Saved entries
%%

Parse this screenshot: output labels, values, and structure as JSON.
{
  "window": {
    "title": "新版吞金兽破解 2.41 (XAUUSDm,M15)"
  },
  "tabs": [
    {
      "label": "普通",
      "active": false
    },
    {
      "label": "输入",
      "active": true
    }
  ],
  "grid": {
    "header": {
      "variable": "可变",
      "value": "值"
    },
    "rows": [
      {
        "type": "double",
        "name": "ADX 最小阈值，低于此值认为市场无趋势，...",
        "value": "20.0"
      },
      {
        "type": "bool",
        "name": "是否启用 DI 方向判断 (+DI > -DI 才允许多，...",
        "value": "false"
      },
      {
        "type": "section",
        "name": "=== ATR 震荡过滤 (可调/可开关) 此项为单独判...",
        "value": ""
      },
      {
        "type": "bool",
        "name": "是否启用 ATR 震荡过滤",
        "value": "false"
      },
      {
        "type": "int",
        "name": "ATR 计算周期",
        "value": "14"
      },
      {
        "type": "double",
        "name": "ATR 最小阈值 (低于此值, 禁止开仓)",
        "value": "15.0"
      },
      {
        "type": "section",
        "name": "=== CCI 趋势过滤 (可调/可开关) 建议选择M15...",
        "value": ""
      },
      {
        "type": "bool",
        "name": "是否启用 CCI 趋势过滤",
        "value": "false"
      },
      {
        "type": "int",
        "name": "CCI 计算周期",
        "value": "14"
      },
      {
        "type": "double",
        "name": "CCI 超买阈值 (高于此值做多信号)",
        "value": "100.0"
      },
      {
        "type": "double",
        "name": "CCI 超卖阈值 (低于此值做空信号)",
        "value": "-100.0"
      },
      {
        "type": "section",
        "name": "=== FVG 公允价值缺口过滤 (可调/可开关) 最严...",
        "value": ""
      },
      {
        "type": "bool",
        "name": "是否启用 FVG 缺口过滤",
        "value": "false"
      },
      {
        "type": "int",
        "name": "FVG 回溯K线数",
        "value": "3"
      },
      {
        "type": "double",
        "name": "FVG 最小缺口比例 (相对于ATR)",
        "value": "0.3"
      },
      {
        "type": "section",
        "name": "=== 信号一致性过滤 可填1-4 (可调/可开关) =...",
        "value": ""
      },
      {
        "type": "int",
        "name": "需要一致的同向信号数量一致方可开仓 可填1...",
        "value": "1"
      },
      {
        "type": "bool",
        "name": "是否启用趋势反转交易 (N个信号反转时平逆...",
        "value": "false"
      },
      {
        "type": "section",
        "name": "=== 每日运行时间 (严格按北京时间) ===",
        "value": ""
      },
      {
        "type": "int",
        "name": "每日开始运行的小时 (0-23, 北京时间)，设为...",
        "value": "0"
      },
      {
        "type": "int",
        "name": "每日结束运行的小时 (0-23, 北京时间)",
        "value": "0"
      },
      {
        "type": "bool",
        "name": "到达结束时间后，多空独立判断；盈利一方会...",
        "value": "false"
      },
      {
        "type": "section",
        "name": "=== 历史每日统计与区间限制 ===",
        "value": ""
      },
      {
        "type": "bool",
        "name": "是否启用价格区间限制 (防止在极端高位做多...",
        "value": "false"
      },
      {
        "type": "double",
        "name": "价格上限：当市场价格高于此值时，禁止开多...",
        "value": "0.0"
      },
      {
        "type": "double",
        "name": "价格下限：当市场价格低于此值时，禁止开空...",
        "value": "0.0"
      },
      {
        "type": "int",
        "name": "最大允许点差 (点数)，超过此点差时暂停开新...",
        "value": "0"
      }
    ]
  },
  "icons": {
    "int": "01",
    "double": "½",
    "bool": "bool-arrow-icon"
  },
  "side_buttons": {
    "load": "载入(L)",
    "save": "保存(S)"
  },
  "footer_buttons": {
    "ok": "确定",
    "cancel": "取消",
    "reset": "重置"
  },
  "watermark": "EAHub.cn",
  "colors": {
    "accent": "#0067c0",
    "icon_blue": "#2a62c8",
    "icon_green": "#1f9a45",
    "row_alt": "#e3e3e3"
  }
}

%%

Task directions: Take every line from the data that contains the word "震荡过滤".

Solution for this exercise:
        "name": "=== ATR 震荡过滤 (可调/可开关) 此项为单独判...",
        "name": "是否启用 ATR 震荡过滤",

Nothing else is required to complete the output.